- Exercise prompt: Using the listing below, return each line exactly as it reads.

- Data under study:
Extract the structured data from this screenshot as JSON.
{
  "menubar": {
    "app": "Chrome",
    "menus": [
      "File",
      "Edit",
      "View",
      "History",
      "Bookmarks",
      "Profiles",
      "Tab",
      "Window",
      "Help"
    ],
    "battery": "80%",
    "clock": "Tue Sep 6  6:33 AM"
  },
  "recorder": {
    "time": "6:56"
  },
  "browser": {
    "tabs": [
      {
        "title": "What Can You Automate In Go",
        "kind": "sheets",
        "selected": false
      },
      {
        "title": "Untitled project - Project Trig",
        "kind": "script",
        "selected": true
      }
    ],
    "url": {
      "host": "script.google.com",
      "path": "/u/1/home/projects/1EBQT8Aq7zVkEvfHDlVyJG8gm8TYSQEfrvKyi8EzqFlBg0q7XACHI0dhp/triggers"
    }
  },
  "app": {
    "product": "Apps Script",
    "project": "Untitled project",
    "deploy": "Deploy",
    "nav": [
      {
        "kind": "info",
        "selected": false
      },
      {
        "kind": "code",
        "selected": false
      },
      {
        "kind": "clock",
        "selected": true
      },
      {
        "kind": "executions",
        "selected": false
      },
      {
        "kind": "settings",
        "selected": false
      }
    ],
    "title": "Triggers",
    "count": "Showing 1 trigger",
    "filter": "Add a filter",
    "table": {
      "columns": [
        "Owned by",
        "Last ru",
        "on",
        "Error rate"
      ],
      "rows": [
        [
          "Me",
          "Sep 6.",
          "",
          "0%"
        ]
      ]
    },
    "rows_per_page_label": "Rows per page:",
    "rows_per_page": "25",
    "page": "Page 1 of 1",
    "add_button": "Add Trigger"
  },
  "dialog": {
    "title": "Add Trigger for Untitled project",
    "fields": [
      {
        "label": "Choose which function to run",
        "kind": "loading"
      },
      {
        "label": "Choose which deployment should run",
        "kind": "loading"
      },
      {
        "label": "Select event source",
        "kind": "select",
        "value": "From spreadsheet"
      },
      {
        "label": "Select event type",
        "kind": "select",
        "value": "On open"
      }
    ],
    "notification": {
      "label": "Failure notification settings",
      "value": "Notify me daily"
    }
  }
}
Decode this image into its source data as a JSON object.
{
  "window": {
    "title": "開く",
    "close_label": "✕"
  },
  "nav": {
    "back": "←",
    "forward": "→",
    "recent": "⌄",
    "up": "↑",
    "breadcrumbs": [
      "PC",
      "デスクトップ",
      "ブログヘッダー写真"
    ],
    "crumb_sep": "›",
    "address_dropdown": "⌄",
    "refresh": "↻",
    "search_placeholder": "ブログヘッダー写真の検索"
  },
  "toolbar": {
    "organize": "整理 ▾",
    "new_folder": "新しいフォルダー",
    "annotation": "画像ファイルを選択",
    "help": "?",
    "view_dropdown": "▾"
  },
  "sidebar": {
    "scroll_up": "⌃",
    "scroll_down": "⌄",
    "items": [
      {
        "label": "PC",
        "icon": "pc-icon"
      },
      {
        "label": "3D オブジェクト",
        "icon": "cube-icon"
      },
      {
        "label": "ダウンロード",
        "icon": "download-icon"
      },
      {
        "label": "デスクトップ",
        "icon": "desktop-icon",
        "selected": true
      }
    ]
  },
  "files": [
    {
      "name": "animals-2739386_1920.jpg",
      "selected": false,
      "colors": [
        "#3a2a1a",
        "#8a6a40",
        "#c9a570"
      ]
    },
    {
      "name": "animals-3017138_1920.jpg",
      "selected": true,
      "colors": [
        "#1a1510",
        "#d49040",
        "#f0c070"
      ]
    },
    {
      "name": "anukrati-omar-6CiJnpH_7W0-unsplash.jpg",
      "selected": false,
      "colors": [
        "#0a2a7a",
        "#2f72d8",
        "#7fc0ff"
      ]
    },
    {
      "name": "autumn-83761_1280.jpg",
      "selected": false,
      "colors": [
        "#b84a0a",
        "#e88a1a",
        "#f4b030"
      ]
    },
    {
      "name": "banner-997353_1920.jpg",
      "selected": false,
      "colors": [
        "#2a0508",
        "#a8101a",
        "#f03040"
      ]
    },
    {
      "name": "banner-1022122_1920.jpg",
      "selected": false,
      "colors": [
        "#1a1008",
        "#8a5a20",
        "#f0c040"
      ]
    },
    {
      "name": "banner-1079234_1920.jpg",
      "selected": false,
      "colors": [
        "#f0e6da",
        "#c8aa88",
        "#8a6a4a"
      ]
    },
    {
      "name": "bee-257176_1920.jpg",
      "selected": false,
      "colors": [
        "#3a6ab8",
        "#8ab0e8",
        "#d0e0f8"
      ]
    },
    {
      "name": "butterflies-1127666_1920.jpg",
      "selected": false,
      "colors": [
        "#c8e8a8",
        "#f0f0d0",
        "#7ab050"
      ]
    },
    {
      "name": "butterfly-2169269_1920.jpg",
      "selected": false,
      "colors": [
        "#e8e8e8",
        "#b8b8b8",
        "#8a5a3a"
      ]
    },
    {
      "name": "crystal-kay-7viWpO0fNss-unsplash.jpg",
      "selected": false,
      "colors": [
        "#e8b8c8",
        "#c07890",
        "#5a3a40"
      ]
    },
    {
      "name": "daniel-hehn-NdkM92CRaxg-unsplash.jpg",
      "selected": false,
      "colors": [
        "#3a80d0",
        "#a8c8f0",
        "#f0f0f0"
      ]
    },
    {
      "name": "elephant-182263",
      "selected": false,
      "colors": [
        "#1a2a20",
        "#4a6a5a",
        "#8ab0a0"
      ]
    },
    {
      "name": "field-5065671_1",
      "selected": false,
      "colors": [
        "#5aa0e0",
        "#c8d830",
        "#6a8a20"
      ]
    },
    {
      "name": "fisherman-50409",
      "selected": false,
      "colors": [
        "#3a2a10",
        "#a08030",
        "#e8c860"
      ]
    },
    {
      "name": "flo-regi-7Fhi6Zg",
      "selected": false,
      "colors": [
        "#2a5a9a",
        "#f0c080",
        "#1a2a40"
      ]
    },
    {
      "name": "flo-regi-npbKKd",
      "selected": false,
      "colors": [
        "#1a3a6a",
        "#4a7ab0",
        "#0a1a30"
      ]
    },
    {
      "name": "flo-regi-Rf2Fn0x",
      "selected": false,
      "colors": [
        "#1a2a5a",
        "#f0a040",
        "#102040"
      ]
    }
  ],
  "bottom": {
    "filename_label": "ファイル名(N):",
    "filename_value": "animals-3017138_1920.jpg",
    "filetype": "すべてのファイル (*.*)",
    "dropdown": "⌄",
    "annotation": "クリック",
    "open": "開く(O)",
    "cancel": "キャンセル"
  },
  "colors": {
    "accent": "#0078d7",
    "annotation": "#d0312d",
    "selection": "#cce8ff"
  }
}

- Problem solution:
Extract the structured data from this screenshot as JSON.
{
  "menubar": {
    "app": "Chrome",
    "menus": [
      "File",
      "Edit",
      "View",
      "History",
      "Bookmarks",
      "Profiles",
      "Tab",
      "Window",
      "Help"
    ],
    "battery": "80%",
    "clock": "Tue Sep 6  6:33 AM"
  },
  "recorder": {
    "time": "6:56"
  },
  "browser": {
    "tabs": [
      {
        "title": "What Can You Automate In Go",
        "kind": "sheets",
        "selected": false
      },
      {
        "title": "Untitled project - Project Trig",
        "kind": "script",
        "selected": true
      }
    ],
    "url": {
      "host": "script.google.com",
      "path": "/u/1/home/projects/1EBQT8Aq7zVkEvfHDlVyJG8gm8TYSQEfrvKyi8EzqFlBg0q7XACHI0dhp/triggers"
    }
  },
  "app": {
    "product": "Apps Script",
    "project": "Untitled project",
    "deploy": "Deploy",
    "nav": [
      {
        "kind": "info",
        "selected": false
      },
      {
        "kind": "code",
        "selected": false
      },
      {
        "kind": "clock",
        "selected": true
      },
      {
        "kind": "executions",
        "selected": false
      },
      {
        "kind": "settings",
        "selected": false
      }
    ],
    "title": "Triggers",
    "count": "Showing 1 trigger",
    "filter": "Add a filter",
    "table": {
      "columns": [
        "Owned by",
        "Last ru",
        "on",
        "Error rate"
      ],
      "rows": [
        [
          "Me",
          "Sep 6.",
          "",
          "0%"
        ]
      ]
    },
    "rows_per_page_label": "Rows per page:",
    "rows_per_page": "25",
    "page": "Page 1 of 1",
    "add_button": "Add Trigger"
  },
  "dialog": {
    "title": "Add Trigger for Untitled project",
    "fields": [
      {
        "label": "Choose which function to run",
        "kind": "loading"
      },
      {
        "label": "Choose which deployment should run",
        "kind": "loading"
      },
      {
        "label": "Select event source",
        "kind": "select",
        "value": "From spreadsheet"
      },
      {
        "label": "Select event type",
        "kind": "select",
        "value": "On open"
      }
    ],
    "notification": {
      "label": "Failure notification settings",
      "value": "Notify me daily"
    }
  }
}
Decode this image into its source data as a JSON object.
{
  "window": {
    "title": "開く",
    "close_label": "✕"
  },
  "nav": {
    "back": "←",
    "forward": "→",
    "recent": "⌄",
    "up": "↑",
    "breadcrumbs": [
      "PC",
      "デスクトップ",
      "ブログヘッダー写真"
    ],
    "crumb_sep": "›",
    "address_dropdown": "⌄",
    "refresh": "↻",
    "search_placeholder": "ブログヘッダー写真の検索"
  },
  "toolbar": {
    "organize": "整理 ▾",
    "new_folder": "新しいフォルダー",
    "annotation": "画像ファイルを選択",
    "help": "?",
    "view_dropdown": "▾"
  },
  "sidebar": {
    "scroll_up": "⌃",
    "scroll_down": "⌄",
    "items": [
      {
        "label": "PC",
        "icon": "pc-icon"
      },
      {
        "label": "3D オブジェクト",
        "icon": "cube-icon"
      },
      {
        "label": "ダウンロード",
        "icon": "download-icon"
      },
      {
        "label": "デスクトップ",
        "icon": "desktop-icon",
        "selected": true
      }
    ]
  },
  "files": [
    {
      "name": "animals-2739386_1920.jpg",
      "selected": false,
      "colors": [
        "#3a2a1a",
        "#8a6a40",
        "#c9a570"
      ]
    },
    {
      "name": "animals-3017138_1920.jpg",
      "selected": true,
      "colors": [
        "#1a1510",
        "#d49040",
        "#f0c070"
      ]
    },
    {
      "name": "anukrati-omar-6CiJnpH_7W0-unsplash.jpg",
      "selected": false,
      "colors": [
        "#0a2a7a",
        "#2f72d8",
        "#7fc0ff"
      ]
    },
    {
      "name": "autumn-83761_1280.jpg",
      "selected": false,
      "colors": [
        "#b84a0a",
        "#e88a1a",
        "#f4b030"
      ]
    },
    {
      "name": "banner-997353_1920.jpg",
      "selected": false,
      "colors": [
        "#2a0508",
        "#a8101a",
        "#f03040"
      ]
    },
    {
      "name": "banner-1022122_1920.jpg",
      "selected": false,
      "colors": [
        "#1a1008",
        "#8a5a20",
        "#f0c040"
      ]
    },
    {
      "name": "banner-1079234_1920.jpg",
      "selected": false,
      "colors": [
        "#f0e6da",
        "#c8aa88",
        "#8a6a4a"
      ]
    },
    {
      "name": "bee-257176_1920.jpg",
      "selected": false,
      "colors": [
        "#3a6ab8",
        "#8ab0e8",
        "#d0e0f8"
      ]
    },
    {
      "name": "butterflies-1127666_1920.jpg",
      "selected": false,
      "colors": [
        "#c8e8a8",
        "#f0f0d0",
        "#7ab050"
      ]
    },
    {
      "name": "butterfly-2169269_1920.jpg",
      "selected": false,
      "colors": [
        "#e8e8e8",
        "#b8b8b8",
        "#8a5a3a"
      ]
    },
    {
      "name": "crystal-kay-7viWpO0fNss-unsplash.jpg",
      "selected": false,
      "colors": [
        "#e8b8c8",
        "#c07890",
        "#5a3a40"
      ]
    },
    {
      "name": "daniel-hehn-NdkM92CRaxg-unsplash.jpg",
      "selected": false,
      "colors": [
        "#3a80d0",
        "#a8c8f0",
        "#f0f0f0"
      ]
    },
    {
      "name": "elephant-182263",
      "selected": false,
      "colors": [
        "#1a2a20",
        "#4a6a5a",
        "#8ab0a0"
      ]
    },
    {
      "name": "field-5065671_1",
      "selected": false,
      "colors": [
        "#5aa0e0",
        "#c8d830",
        "#6a8a20"
      ]
    },
    {
      "name": "fisherman-50409",
      "selected": false,
      "colors": [
        "#3a2a10",
        "#a08030",
        "#e8c860"
      ]
    },
    {
      "name": "flo-regi-7Fhi6Zg",
      "selected": false,
      "colors": [
        "#2a5a9a",
        "#f0c080",
        "#1a2a40"
      ]
    },
    {
      "name": "flo-regi-npbKKd",
      "selected": false,
      "colors": [
        "#1a3a6a",
        "#4a7ab0",
        "#0a1a30"
      ]
    },
    {
      "name": "flo-regi-Rf2Fn0x",
      "selected": false,
      "colors": [
        "#1a2a5a",
        "#f0a040",
        "#102040"
      ]
    }
  ],
  "bottom": {
    "filename_label": "ファイル名(N):",
    "filename_value": "animals-3017138_1920.jpg",
    "filetype": "すべてのファイル (*.*)",
    "dropdown": "⌄",
    "annotation": "クリック",
    "open": "開く(O)",
    "cancel": "キャンセル"
  },
  "colors": {
    "accent": "#0078d7",
    "annotation": "#d0312d",
    "selection": "#cce8ff"
  }
}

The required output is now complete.